Soro was expected to name a new government on Monday, more than a week after Gbagbo sacked the cabinet and the electoral commission over alleged fraud in compiling a voter's roll, something his entourage confirmed late on Sunday.
The opposition has opposed the formation of a new government until the electoral commission has been reinstated. More recently they have also called on Gbagbo to resign.
Violent protests have taken place across Ivory Coast since Gbagbo's shock announcements on February 12, which came after investigators said they had found evidence of fraud in a voters' roll being compiled for the poll.
At least five people were killed and nine injured Friday in clashes between demonstrators and security forces in the western town of Gagnoa.

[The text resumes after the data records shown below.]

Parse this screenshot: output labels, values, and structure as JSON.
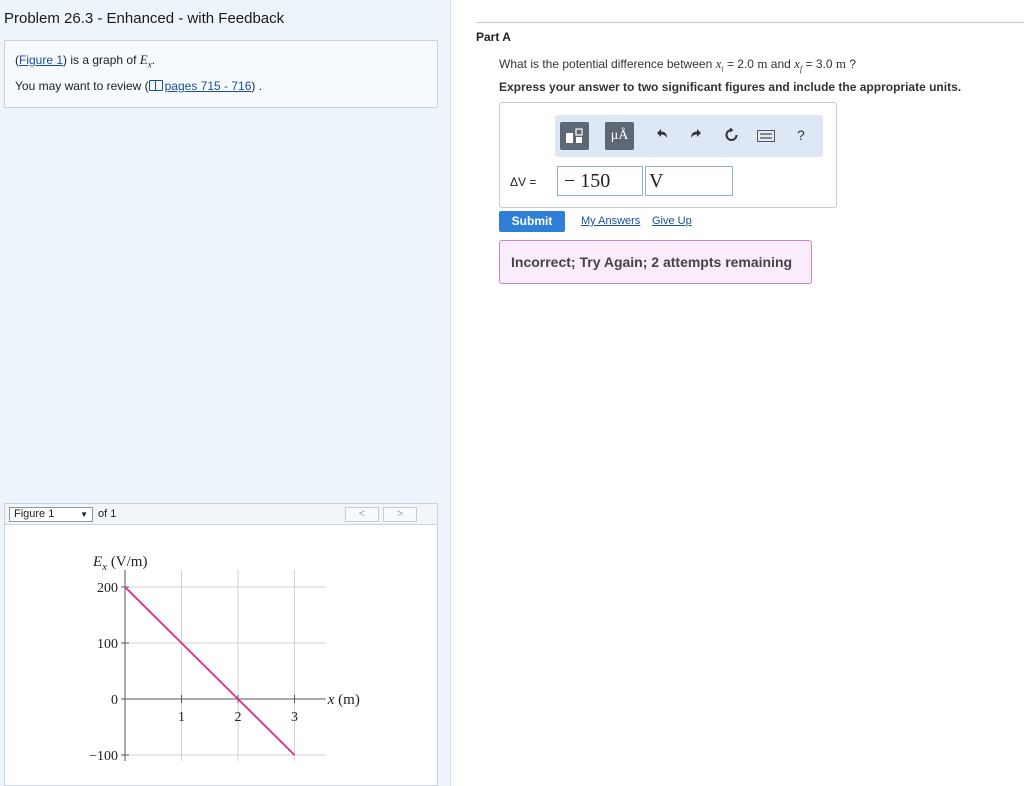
{
  "problem": {
    "title": "Problem 26.3 - Enhanced - with Feedback"
  },
  "intro": {
    "figure_link": "Figure 1",
    "graph_of_text": ") is a graph of ",
    "field_symbol": "E",
    "field_subscript": "x",
    "review_prefix": "You may want to review (",
    "pages_link": "pages 715 - 716",
    "review_suffix": ") ."
  },
  "figure_nav": {
    "selected": "Figure 1",
    "of_text": "of 1",
    "prev_label": "<",
    "next_label": ">"
  },
  "chart_data": {
    "type": "line",
    "ylabel": "E_x (V/m)",
    "xlabel": "x (m)",
    "x_ticks": [
      1,
      2,
      3
    ],
    "y_ticks": [
      200,
      100,
      0,
      -100
    ],
    "y_tick_labels": [
      "200",
      "100",
      "0",
      "−100"
    ],
    "xlim": [
      0,
      3.5
    ],
    "ylim": [
      -100,
      200
    ],
    "grid": true,
    "series": [
      {
        "x": [
          0,
          3
        ],
        "y": [
          200,
          -100
        ],
        "color": "#e0278a"
      }
    ]
  },
  "part": {
    "title": "Part A",
    "question": {
      "prefix": "What is the potential difference between ",
      "xi_symbol": "x",
      "xi_sub": "i",
      "xi_value": " = 2.0 ",
      "xi_unit": "m",
      "mid": " and ",
      "xf_symbol": "x",
      "xf_sub": "f",
      "xf_value": " = 3.0 ",
      "xf_unit": "m",
      "suffix": " ?"
    },
    "instructions": "Express your answer to two significant figures and include the appropriate units."
  },
  "toolbar": {
    "units_label": "μÅ",
    "help_label": "?"
  },
  "answer": {
    "label": "ΔV =",
    "value": "− 150",
    "unit": "V"
  },
  "actions": {
    "submit": "Submit",
    "my_answers": "My Answers",
    "give_up": "Give Up"
  },
  "feedback": {
    "message": "Incorrect; Try Again; 2 attempts remaining",
    "colors": {
      "background": "#fbecfb",
      "border": "#c487c8"
    }
  },
  "colors": {
    "accent": "#2f7fd8",
    "link": "#1a4f9c",
    "plot_line": "#e0278a"
  }
}
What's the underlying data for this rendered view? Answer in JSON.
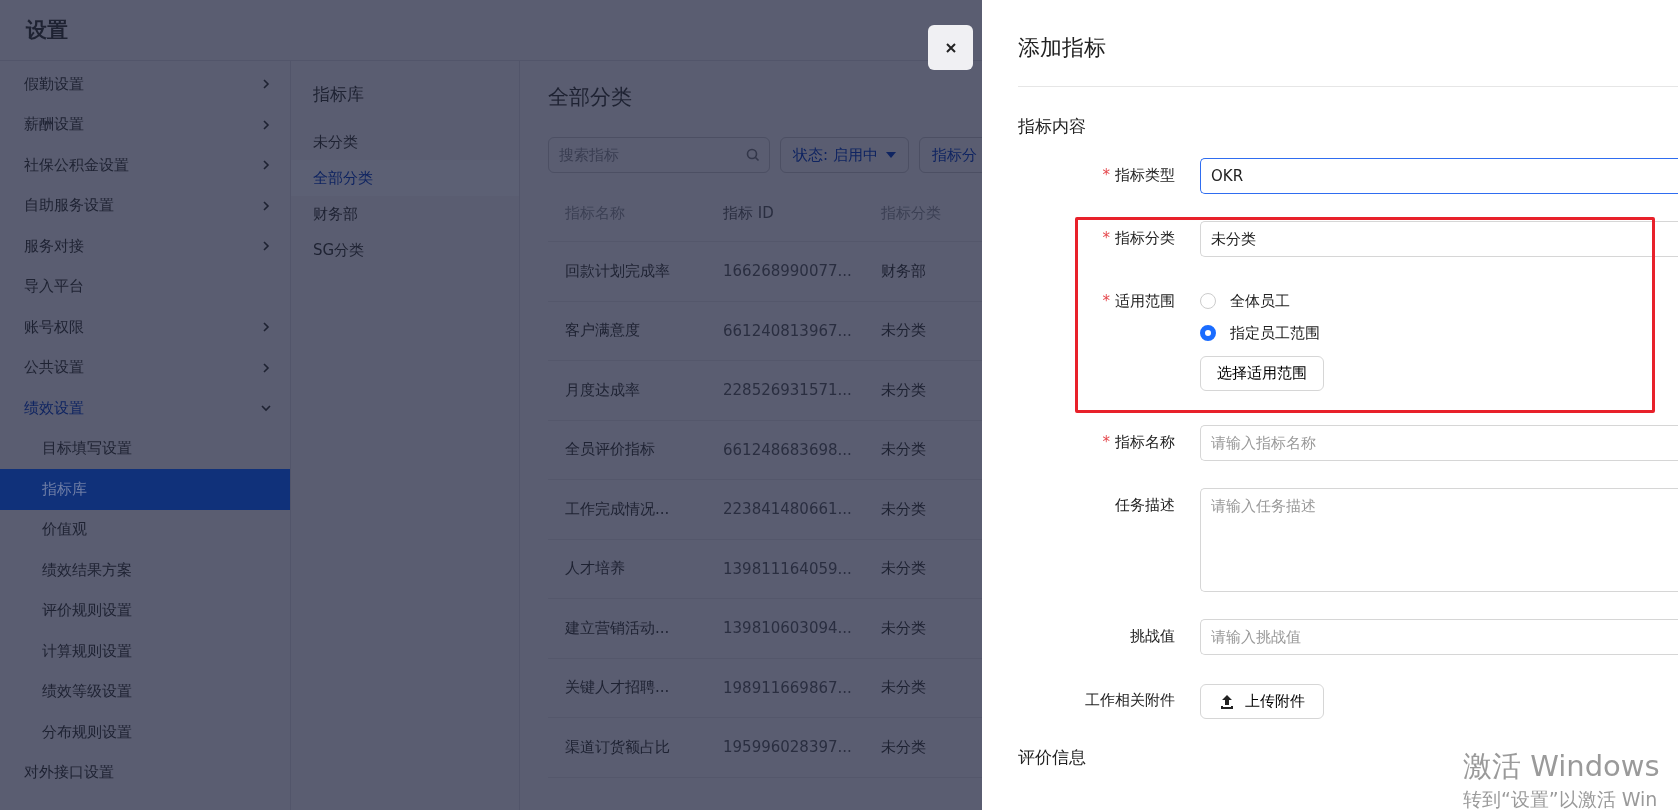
{
  "app_title": "设置",
  "sidebar": {
    "items": [
      {
        "label": "假勤设置",
        "kind": "group",
        "expanded": false
      },
      {
        "label": "薪酬设置",
        "kind": "group",
        "expanded": false
      },
      {
        "label": "社保公积金设置",
        "kind": "group",
        "expanded": false
      },
      {
        "label": "自助服务设置",
        "kind": "group",
        "expanded": false
      },
      {
        "label": "服务对接",
        "kind": "group",
        "expanded": false
      },
      {
        "label": "导入平台",
        "kind": "link"
      },
      {
        "label": "账号权限",
        "kind": "group",
        "expanded": false
      },
      {
        "label": "公共设置",
        "kind": "group",
        "expanded": false
      },
      {
        "label": "绩效设置",
        "kind": "group",
        "expanded": true,
        "children": [
          {
            "label": "目标填写设置",
            "selected": false
          },
          {
            "label": "指标库",
            "selected": true
          },
          {
            "label": "价值观",
            "selected": false
          },
          {
            "label": "绩效结果方案",
            "selected": false
          },
          {
            "label": "评价规则设置",
            "selected": false
          },
          {
            "label": "计算规则设置",
            "selected": false
          },
          {
            "label": "绩效等级设置",
            "selected": false
          },
          {
            "label": "分布规则设置",
            "selected": false
          }
        ]
      },
      {
        "label": "对外接口设置",
        "kind": "link"
      }
    ]
  },
  "category_panel": {
    "title": "指标库",
    "items": [
      {
        "label": "未分类",
        "selected": false
      },
      {
        "label": "全部分类",
        "selected": true
      },
      {
        "label": "财务部",
        "selected": false
      },
      {
        "label": "SG分类",
        "selected": false
      }
    ]
  },
  "main": {
    "title": "全部分类",
    "search": {
      "placeholder": "搜索指标"
    },
    "filters": [
      "状态: 启用中",
      "指标分"
    ],
    "table": {
      "columns": [
        "指标名称",
        "指标 ID",
        "指标分类"
      ],
      "rows": [
        [
          "回款计划完成率",
          "166268990077...",
          "财务部"
        ],
        [
          "客户满意度",
          "661240813967...",
          "未分类"
        ],
        [
          "月度达成率",
          "228526931571...",
          "未分类"
        ],
        [
          "全员评价指标",
          "661248683698...",
          "未分类"
        ],
        [
          "工作完成情况...",
          "223841480661...",
          "未分类"
        ],
        [
          "人才培养",
          "139811164059...",
          "未分类"
        ],
        [
          "建立营销活动...",
          "139810603094...",
          "未分类"
        ],
        [
          "关键人才招聘...",
          "198911669867...",
          "未分类"
        ],
        [
          "渠道订货额占比",
          "195996028397...",
          "未分类"
        ]
      ]
    }
  },
  "drawer": {
    "title": "添加指标",
    "section": "指标内容",
    "fields": [
      {
        "label": "指标类型",
        "required_mark": "*",
        "kind": "select",
        "value": "OKR",
        "focused": true
      },
      {
        "label": "指标分类",
        "required_mark": "*",
        "kind": "select",
        "value": "未分类",
        "focused": false
      },
      {
        "label": "适用范围",
        "required_mark": "*",
        "kind": "radio",
        "options": [
          {
            "label": "全体员工",
            "selected": false
          },
          {
            "label": "指定员工范围",
            "selected": true
          }
        ],
        "button": "选择适用范围"
      },
      {
        "label": "指标名称",
        "required_mark": "*",
        "kind": "input",
        "placeholder": "请输入指标名称"
      },
      {
        "label": "任务描述",
        "kind": "textarea",
        "placeholder": "请输入任务描述"
      },
      {
        "label": "挑战值",
        "kind": "input",
        "placeholder": "请输入挑战值"
      },
      {
        "label": "工作相关附件",
        "kind": "upload",
        "button": "上传附件"
      }
    ],
    "section_2": "评价信息"
  },
  "activation": {
    "title": "激活 Windows",
    "subtitle": "转到“设置”以激活 Win"
  }
}
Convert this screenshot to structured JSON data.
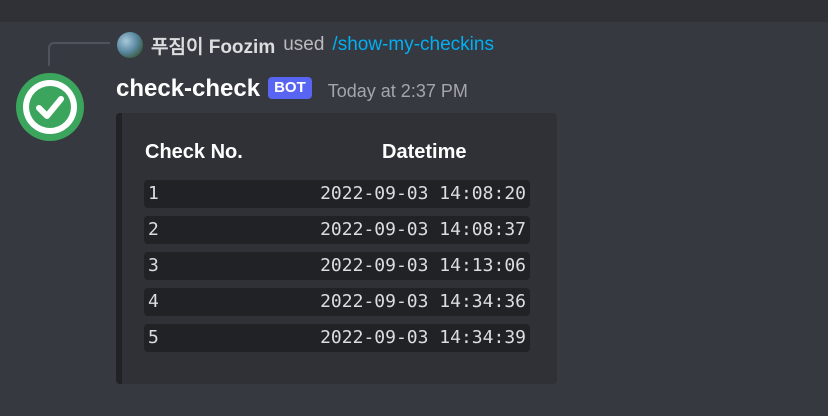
{
  "reply": {
    "user": "푸짐이 Foozim",
    "used_text": "used",
    "command": "/show-my-checkins"
  },
  "message": {
    "username": "check-check",
    "bot_tag": "BOT",
    "timestamp": "Today at 2:37 PM"
  },
  "table": {
    "headers": [
      "Check No.",
      "Datetime"
    ],
    "rows": [
      {
        "no": "1",
        "datetime": "2022-09-03 14:08:20"
      },
      {
        "no": "2",
        "datetime": "2022-09-03 14:08:37"
      },
      {
        "no": "3",
        "datetime": "2022-09-03 14:13:06"
      },
      {
        "no": "4",
        "datetime": "2022-09-03 14:34:36"
      },
      {
        "no": "5",
        "datetime": "2022-09-03 14:34:39"
      }
    ]
  },
  "icons": {
    "avatar": "check-circle-icon",
    "reply_avatar": "user-avatar"
  },
  "colors": {
    "background": "#36393f",
    "embed": "#2f3136",
    "accent_bot": "#5865f2",
    "command_link": "#00aff4",
    "avatar_green": "#3ba55d"
  }
}
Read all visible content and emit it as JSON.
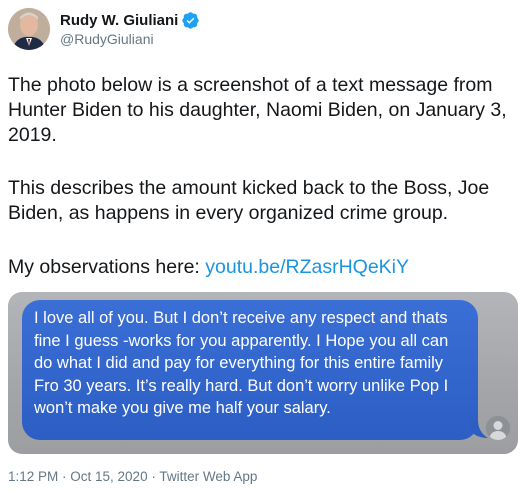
{
  "author": {
    "display_name": "Rudy W. Giuliani",
    "handle": "@RudyGiuliani",
    "verified": true
  },
  "tweet": {
    "paragraph_1": "The photo below is a screenshot of a text message from Hunter Biden to his daughter, Naomi Biden, on January 3, 2019.",
    "paragraph_2": "This describes the amount kicked back to the Boss, Joe Biden, as happens in every organized crime group.",
    "paragraph_3_prefix": "My observations here: ",
    "link_text": "youtu.be/RZasrHQeKiY"
  },
  "media": {
    "message_text": "I love all of you. But I don’t receive any respect and thats fine I guess -works for you apparently. I Hope you all can do what I did and pay for everything for this entire family Fro 30 years. It’s really hard. But don’t worry unlike Pop I won’t make you give me half your salary."
  },
  "footer": {
    "timestamp": "1:12 PM · Oct 15, 2020 · Twitter Web App"
  },
  "colors": {
    "link": "#1b95e0",
    "verified_badge": "#1da1f2",
    "bubble": "#2f63c9",
    "meta_text": "#657786"
  },
  "icons": [
    "verified-badge-icon",
    "person-silhouette-icon"
  ]
}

Fresh demonstrations erupted on Saturday, including in Ivory Coast's second-largest city of Bouake, a stronghold of Soro's ex-rebel New Forces (FN), where about 1 000 protesters marched with calls to oust Gbagbo.
And in the northern city of Korhogo, also controlled by the FN, protesters set on fire the headquarters of the presidential party, the Ivorian Popular Front (FPI).
The party called on Soro to quickly install a new government in the face of an "insurrection" by the opposition.
UN chief Ban Ki-moon has expressed concern over Ivory Coast's latest crisis and the head of the UN peacekeeping mission in Ivory Coast (ONUCI) visited the wounded in Gagnoa hospitals on Saturday.
The current turmoil has cast fresh doubt on the west African nation's ability to hold a presidential election, which had been scheduled for March and which has already been postponed six times.
The vote is designed to unify a nation split between the south and the FN-controlled north. Elections have been delayed six times since Gbagbo's mandate ran out, in 2005. - AFP